Stretching 70 kilometers across the Galilee from Beit Shearim National Park near the city of Tivon to Tiberias, the easy-to-walk hiking trail was unveiled on the eve of Israel’s 70th birthday is the first featuring a phone app to provide information, GPS-linked maps, videos, riddles, and images of archaeological reconstructions that can be viewed along the way.
The trail includes five separate sections that you can cover at once or over the course of five days.
Demonstrating the rituals of the ancient Jewish high priests whose roles surprisingly included bread baking for religious offering, the Breads of the Beit Hamikdash baking workshop at Saidel’s Artisan Baking Institute shows a side of history not often seen or experienced in the modern world.
The hands-on experience starts with a virtual tour of the ancient Temple, followed by guided recreation of the ancient breads including explanations of their historical and symbolic significance, and of the special materials used in their creation.
Baked in the same fashion as they were 2,000-plus years ago, the freshly baked breads lead to a deeper understanding of ancient Jewish traditions.

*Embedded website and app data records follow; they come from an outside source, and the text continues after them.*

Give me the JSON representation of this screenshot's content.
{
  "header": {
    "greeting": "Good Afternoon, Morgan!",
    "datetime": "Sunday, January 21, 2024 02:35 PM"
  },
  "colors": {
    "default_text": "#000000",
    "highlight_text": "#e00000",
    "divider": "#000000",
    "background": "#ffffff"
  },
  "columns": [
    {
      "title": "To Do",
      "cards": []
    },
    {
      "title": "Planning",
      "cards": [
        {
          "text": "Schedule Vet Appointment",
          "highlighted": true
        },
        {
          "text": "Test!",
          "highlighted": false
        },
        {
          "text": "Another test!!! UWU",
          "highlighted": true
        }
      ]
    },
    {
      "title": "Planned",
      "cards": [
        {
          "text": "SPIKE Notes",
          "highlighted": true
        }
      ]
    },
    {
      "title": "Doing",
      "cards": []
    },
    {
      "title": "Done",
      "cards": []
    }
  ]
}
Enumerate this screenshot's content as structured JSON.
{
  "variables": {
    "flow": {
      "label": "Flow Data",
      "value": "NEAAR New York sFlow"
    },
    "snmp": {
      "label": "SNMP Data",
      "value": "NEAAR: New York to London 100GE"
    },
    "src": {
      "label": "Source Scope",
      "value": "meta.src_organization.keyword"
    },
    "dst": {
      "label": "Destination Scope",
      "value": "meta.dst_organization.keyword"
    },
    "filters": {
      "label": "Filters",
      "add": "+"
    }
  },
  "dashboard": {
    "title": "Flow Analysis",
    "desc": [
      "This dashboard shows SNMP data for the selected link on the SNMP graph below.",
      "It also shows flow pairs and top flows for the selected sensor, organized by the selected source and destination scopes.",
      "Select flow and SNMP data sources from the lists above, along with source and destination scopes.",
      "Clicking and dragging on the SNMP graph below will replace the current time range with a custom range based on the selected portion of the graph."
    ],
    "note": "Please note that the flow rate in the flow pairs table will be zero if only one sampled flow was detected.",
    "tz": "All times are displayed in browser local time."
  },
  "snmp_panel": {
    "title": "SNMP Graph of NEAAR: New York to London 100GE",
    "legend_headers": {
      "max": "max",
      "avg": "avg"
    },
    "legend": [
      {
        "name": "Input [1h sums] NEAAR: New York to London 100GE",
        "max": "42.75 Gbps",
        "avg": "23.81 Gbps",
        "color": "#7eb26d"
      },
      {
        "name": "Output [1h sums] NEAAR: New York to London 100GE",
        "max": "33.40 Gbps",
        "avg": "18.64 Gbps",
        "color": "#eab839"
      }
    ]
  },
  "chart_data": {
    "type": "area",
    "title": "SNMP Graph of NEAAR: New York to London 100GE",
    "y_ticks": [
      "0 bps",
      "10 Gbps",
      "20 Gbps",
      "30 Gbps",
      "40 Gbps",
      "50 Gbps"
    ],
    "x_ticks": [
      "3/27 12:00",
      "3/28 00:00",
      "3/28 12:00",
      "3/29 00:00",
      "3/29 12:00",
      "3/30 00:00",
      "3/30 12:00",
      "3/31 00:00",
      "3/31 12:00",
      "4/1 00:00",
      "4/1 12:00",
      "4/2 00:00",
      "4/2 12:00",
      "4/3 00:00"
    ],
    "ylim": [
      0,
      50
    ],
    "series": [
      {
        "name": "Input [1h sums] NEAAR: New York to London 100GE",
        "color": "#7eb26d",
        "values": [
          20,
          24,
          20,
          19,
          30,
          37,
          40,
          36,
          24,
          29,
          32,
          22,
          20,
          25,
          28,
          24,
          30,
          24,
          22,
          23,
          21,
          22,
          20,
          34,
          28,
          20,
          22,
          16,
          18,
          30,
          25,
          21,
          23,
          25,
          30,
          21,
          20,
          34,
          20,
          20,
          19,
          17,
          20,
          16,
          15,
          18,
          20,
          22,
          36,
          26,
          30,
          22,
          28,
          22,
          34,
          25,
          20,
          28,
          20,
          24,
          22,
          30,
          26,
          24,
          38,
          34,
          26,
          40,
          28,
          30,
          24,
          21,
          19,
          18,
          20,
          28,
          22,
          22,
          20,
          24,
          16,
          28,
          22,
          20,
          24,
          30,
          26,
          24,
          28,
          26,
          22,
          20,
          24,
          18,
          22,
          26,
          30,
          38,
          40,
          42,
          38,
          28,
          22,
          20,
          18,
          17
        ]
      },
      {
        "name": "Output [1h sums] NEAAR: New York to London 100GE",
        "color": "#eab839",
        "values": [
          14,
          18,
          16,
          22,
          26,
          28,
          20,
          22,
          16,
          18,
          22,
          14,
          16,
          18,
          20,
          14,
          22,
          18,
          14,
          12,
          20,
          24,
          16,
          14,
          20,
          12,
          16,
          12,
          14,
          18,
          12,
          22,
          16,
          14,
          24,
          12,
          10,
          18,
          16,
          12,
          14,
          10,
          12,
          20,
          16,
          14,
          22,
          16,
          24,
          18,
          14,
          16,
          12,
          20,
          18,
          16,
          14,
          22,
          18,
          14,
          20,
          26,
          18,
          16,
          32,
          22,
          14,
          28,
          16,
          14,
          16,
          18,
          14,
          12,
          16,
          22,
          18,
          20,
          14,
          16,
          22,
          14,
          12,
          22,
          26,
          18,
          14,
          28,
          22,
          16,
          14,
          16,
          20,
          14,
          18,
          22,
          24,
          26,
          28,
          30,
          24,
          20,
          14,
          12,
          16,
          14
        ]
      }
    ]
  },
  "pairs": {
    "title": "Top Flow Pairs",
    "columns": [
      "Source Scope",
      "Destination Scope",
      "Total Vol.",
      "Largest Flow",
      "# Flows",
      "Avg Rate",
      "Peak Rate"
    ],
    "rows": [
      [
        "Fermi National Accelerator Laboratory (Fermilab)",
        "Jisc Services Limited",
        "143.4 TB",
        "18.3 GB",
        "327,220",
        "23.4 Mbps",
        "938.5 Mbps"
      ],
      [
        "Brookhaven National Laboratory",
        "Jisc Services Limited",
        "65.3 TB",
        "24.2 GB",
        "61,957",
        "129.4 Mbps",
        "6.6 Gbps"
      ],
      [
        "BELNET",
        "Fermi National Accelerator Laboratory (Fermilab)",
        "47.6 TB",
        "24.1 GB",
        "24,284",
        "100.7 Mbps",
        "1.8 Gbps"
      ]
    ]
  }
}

Saidel’s Artisan Baking Institute is at 22 Hehadas Street in Karnei Shomron.
Set against the magical backdrop of the Judean Desert’s rolling mountains near the Dead Sea, Genesis Land swaps out what could easily be a hokey experience for a surprisingly meaningful one.
Visitors are escorted by the actors of the village by camel to Abraham’s tent, where they dine on date-honey chicken other freshly made local staples and enjoya glass of hot tea.
A pita making workshop, feeding Abraham’s flock of sheep, or witnessing a biblical story come to life are just a few things that could also transpire while you are here, in an experience that accommodates both small and large groups.
Genesis Land is located just outside Jerusalem in Yishuv Alon.
A must-do experience in Israel, the Western Wall Tunnels in the Old City of Jerusalem take you on a journey through the lighted ancient underground passageways and water reservoirs between the holy site and the ancient city of David.
Hiding a greater portion of the Western Wall than that found at the famous above-ground site, the tunnels also reveal the history behind how the Second Temple was built, what occurred when it was destroyed, and an explanation on what remains today.
You need to book a tour in advance to this eye-opening look into 2,000 years of history.
An Israel-based company that utilizes a community of users’ recommendations for interactive experiences mapped out using markers on Google Maps (scroll the map to find the spots), Steps app allows you to take advantage of the local user’s knowledge, be it for finding the best street food, hiking trails, or favorite bars.
You can use Steps to find Israel’s natural springs spread out throughout the country. Download the app to find the map under the Hebrew for “Springs Map”(the first item to appear when you search for the term “Springs”).
Manmade or naturally occurring, natural springs were used by our ancestors as fresh water sources, bathing pools, and mikvehs, and are pieces of living history that connect us to the past. Plus, they can be a godsend when travelling around in the hot climate.
Below ground at Beit Guvrin-Maresha National Park near Beit Shemesh, Dig for a Day lets visitors participate in an active archeological excavation of a site from the time of the Maccabees.
Participants dig through and sift the material in the ancient caves, before examining displays of significant and rare shards at the site’s pottery shed. You’ll also travel through the unexcavated caves and ancient sites of what was once a flourishing biblical city.